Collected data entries
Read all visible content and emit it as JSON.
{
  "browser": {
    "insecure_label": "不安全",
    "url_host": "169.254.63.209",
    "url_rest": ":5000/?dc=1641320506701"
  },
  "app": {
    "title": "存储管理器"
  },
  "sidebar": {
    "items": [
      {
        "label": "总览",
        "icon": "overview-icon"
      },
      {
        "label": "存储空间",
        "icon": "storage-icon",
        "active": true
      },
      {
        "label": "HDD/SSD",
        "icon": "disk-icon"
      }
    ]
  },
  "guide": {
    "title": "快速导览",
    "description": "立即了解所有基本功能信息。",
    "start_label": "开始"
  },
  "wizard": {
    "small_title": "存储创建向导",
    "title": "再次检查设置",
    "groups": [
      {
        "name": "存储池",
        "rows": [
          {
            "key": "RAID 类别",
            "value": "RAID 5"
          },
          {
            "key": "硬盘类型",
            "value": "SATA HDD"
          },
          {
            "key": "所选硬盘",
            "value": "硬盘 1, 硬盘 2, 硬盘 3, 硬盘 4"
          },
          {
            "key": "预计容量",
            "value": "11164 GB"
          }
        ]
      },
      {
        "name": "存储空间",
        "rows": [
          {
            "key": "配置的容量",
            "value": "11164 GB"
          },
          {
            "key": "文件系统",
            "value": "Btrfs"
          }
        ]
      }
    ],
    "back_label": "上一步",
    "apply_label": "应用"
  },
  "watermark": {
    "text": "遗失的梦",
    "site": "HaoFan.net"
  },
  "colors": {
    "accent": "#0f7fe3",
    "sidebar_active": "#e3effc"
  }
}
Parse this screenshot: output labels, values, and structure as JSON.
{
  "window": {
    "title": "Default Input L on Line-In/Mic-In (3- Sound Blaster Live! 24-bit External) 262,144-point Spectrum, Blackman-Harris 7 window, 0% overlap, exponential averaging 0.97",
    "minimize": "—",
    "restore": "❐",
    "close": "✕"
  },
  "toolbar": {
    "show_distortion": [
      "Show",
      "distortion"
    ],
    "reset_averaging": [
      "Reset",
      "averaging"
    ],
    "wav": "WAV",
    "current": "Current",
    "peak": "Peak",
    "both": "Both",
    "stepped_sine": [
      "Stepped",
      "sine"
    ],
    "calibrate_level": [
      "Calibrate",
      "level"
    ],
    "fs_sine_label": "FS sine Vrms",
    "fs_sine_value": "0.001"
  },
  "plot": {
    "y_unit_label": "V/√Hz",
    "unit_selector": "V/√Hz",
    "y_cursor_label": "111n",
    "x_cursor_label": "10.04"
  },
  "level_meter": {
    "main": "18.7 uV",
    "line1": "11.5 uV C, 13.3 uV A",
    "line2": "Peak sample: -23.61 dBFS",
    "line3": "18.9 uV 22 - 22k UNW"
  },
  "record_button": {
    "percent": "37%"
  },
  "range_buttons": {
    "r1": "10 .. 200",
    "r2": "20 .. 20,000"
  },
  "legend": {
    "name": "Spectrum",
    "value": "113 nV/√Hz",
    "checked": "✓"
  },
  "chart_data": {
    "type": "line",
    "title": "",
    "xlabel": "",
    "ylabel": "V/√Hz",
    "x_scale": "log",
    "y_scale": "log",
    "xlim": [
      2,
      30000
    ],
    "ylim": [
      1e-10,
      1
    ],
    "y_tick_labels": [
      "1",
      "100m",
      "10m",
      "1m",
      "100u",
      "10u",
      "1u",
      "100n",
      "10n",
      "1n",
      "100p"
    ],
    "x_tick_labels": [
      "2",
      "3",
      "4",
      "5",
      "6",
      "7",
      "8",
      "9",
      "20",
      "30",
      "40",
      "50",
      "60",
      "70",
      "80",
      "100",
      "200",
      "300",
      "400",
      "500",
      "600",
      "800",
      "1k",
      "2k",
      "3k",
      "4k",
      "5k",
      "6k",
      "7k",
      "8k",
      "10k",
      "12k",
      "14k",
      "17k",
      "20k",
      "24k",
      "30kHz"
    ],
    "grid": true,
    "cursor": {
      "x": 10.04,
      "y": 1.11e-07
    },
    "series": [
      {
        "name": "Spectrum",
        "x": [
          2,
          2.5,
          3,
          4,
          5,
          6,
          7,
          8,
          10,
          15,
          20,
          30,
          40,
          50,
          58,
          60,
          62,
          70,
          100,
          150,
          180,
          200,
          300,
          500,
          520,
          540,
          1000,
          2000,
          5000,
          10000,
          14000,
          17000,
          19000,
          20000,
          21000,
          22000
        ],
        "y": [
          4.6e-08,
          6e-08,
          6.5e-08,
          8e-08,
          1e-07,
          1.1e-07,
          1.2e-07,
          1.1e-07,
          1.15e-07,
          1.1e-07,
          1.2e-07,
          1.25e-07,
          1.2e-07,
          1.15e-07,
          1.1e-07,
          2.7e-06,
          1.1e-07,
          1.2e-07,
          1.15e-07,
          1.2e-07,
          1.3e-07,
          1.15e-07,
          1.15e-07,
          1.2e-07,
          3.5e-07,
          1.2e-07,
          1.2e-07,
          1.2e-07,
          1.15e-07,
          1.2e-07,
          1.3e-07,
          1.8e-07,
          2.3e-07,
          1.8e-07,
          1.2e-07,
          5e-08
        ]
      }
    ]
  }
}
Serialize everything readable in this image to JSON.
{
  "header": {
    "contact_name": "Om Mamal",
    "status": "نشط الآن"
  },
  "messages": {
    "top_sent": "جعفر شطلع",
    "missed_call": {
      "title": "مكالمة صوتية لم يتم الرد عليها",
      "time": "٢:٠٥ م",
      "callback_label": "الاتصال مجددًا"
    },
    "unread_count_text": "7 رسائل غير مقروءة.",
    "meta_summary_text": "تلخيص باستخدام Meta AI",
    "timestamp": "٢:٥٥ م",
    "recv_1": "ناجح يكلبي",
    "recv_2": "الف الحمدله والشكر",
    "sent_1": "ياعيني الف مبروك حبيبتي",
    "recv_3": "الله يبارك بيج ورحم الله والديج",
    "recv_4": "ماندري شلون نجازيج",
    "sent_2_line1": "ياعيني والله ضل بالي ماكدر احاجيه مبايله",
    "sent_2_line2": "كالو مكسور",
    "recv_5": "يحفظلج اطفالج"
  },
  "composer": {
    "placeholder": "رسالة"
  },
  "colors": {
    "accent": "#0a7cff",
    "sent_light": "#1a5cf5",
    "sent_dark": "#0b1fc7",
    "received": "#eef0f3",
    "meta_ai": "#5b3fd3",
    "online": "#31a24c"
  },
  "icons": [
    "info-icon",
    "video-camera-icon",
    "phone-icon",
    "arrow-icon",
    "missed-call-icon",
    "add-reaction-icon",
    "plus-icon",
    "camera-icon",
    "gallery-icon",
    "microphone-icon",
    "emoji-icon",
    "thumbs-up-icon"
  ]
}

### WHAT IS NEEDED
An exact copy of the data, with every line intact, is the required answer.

### EXERCISE ANSWER
Read all visible content and emit it as JSON.
{
  "browser": {
    "insecure_label": "不安全",
    "url_host": "169.254.63.209",
    "url_rest": ":5000/?dc=1641320506701"
  },
  "app": {
    "title": "存储管理器"
  },
  "sidebar": {
    "items": [
      {
        "label": "总览",
        "icon": "overview-icon"
      },
      {
        "label": "存储空间",
        "icon": "storage-icon",
        "active": true
      },
      {
        "label": "HDD/SSD",
        "icon": "disk-icon"
      }
    ]
  },
  "guide": {
    "title": "快速导览",
    "description": "立即了解所有基本功能信息。",
    "start_label": "开始"
  },
  "wizard": {
    "small_title": "存储创建向导",
    "title": "再次检查设置",
    "groups": [
      {
        "name": "存储池",
        "rows": [
          {
            "key": "RAID 类别",
            "value": "RAID 5"
          },
          {
            "key": "硬盘类型",
            "value": "SATA HDD"
          },
          {
            "key": "所选硬盘",
            "value": "硬盘 1, 硬盘 2, 硬盘 3, 硬盘 4"
          },
          {
            "key": "预计容量",
            "value": "11164 GB"
          }
        ]
      },
      {
        "name": "存储空间",
        "rows": [
          {
            "key": "配置的容量",
            "value": "11164 GB"
          },
          {
            "key": "文件系统",
            "value": "Btrfs"
          }
        ]
      }
    ],
    "back_label": "上一步",
    "apply_label": "应用"
  },
  "watermark": {
    "text": "遗失的梦",
    "site": "HaoFan.net"
  },
  "colors": {
    "accent": "#0f7fe3",
    "sidebar_active": "#e3effc"
  }
}
Parse this screenshot: output labels, values, and structure as JSON.
{
  "window": {
    "title": "Default Input L on Line-In/Mic-In (3- Sound Blaster Live! 24-bit External) 262,144-point Spectrum, Blackman-Harris 7 window, 0% overlap, exponential averaging 0.97",
    "minimize": "—",
    "restore": "❐",
    "close": "✕"
  },
  "toolbar": {
    "show_distortion": [
      "Show",
      "distortion"
    ],
    "reset_averaging": [
      "Reset",
      "averaging"
    ],
    "wav": "WAV",
    "current": "Current",
    "peak": "Peak",
    "both": "Both",
    "stepped_sine": [
      "Stepped",
      "sine"
    ],
    "calibrate_level": [
      "Calibrate",
      "level"
    ],
    "fs_sine_label": "FS sine Vrms",
    "fs_sine_value": "0.001"
  },
  "plot": {
    "y_unit_label": "V/√Hz",
    "unit_selector": "V/√Hz",
    "y_cursor_label": "111n",
    "x_cursor_label": "10.04"
  },
  "level_meter": {
    "main": "18.7 uV",
    "line1": "11.5 uV C, 13.3 uV A",
    "line2": "Peak sample: -23.61 dBFS",
    "line3": "18.9 uV 22 - 22k UNW"
  },
  "record_button": {
    "percent": "37%"
  },
  "range_buttons": {
    "r1": "10 .. 200",
    "r2": "20 .. 20,000"
  },
  "legend": {
    "name": "Spectrum",
    "value": "113 nV/√Hz",
    "checked": "✓"
  },
  "chart_data": {
    "type": "line",
    "title": "",
    "xlabel": "",
    "ylabel": "V/√Hz",
    "x_scale": "log",
    "y_scale": "log",
    "xlim": [
      2,
      30000
    ],
    "ylim": [
      1e-10,
      1
    ],
    "y_tick_labels": [
      "1",
      "100m",
      "10m",
      "1m",
      "100u",
      "10u",
      "1u",
      "100n",
      "10n",
      "1n",
      "100p"
    ],
    "x_tick_labels": [
      "2",
      "3",
      "4",
      "5",
      "6",
      "7",
      "8",
      "9",
      "20",
      "30",
      "40",
      "50",
      "60",
      "70",
      "80",
      "100",
      "200",
      "300",
      "400",
      "500",
      "600",
      "800",
      "1k",
      "2k",
      "3k",
      "4k",
      "5k",
      "6k",
      "7k",
      "8k",
      "10k",
      "12k",
      "14k",
      "17k",
      "20k",
      "24k",
      "30kHz"
    ],
    "grid": true,
    "cursor": {
      "x": 10.04,
      "y": 1.11e-07
    },
    "series": [
      {
        "name": "Spectrum",
        "x": [
          2,
          2.5,
          3,
          4,
          5,
          6,
          7,
          8,
          10,
          15,
          20,
          30,
          40,
          50,
          58,
          60,
          62,
          70,
          100,
          150,
          180,
          200,
          300,
          500,
          520,
          540,
          1000,
          2000,
          5000,
          10000,
          14000,
          17000,
          19000,
          20000,
          21000,
          22000
        ],
        "y": [
          4.6e-08,
          6e-08,
          6.5e-08,
          8e-08,
          1e-07,
          1.1e-07,
          1.2e-07,
          1.1e-07,
          1.15e-07,
          1.1e-07,
          1.2e-07,
          1.25e-07,
          1.2e-07,
          1.15e-07,
          1.1e-07,
          2.7e-06,
          1.1e-07,
          1.2e-07,
          1.15e-07,
          1.2e-07,
          1.3e-07,
          1.15e-07,
          1.15e-07,
          1.2e-07,
          3.5e-07,
          1.2e-07,
          1.2e-07,
          1.2e-07,
          1.15e-07,
          1.2e-07,
          1.3e-07,
          1.8e-07,
          2.3e-07,
          1.8e-07,
          1.2e-07,
          5e-08
        ]
      }
    ]
  }
}
Serialize everything readable in this image to JSON.
{
  "header": {
    "contact_name": "Om Mamal",
    "status": "نشط الآن"
  },
  "messages": {
    "top_sent": "جعفر شطلع",
    "missed_call": {
      "title": "مكالمة صوتية لم يتم الرد عليها",
      "time": "٢:٠٥ م",
      "callback_label": "الاتصال مجددًا"
    },
    "unread_count_text": "7 رسائل غير مقروءة.",
    "meta_summary_text": "تلخيص باستخدام Meta AI",
    "timestamp": "٢:٥٥ م",
    "recv_1": "ناجح يكلبي",
    "recv_2": "الف الحمدله والشكر",
    "sent_1": "ياعيني الف مبروك حبيبتي",
    "recv_3": "الله يبارك بيج ورحم الله والديج",
    "recv_4": "ماندري شلون نجازيج",
    "sent_2_line1": "ياعيني والله ضل بالي ماكدر احاجيه مبايله",
    "sent_2_line2": "كالو مكسور",
    "recv_5": "يحفظلج اطفالج"
  },
  "composer": {
    "placeholder": "رسالة"
  },
  "colors": {
    "accent": "#0a7cff",
    "sent_light": "#1a5cf5",
    "sent_dark": "#0b1fc7",
    "received": "#eef0f3",
    "meta_ai": "#5b3fd3",
    "online": "#31a24c"
  },
  "icons": [
    "info-icon",
    "video-camera-icon",
    "phone-icon",
    "arrow-icon",
    "missed-call-icon",
    "add-reaction-icon",
    "plus-icon",
    "camera-icon",
    "gallery-icon",
    "microphone-icon",
    "emoji-icon",
    "thumbs-up-icon"
  ]
}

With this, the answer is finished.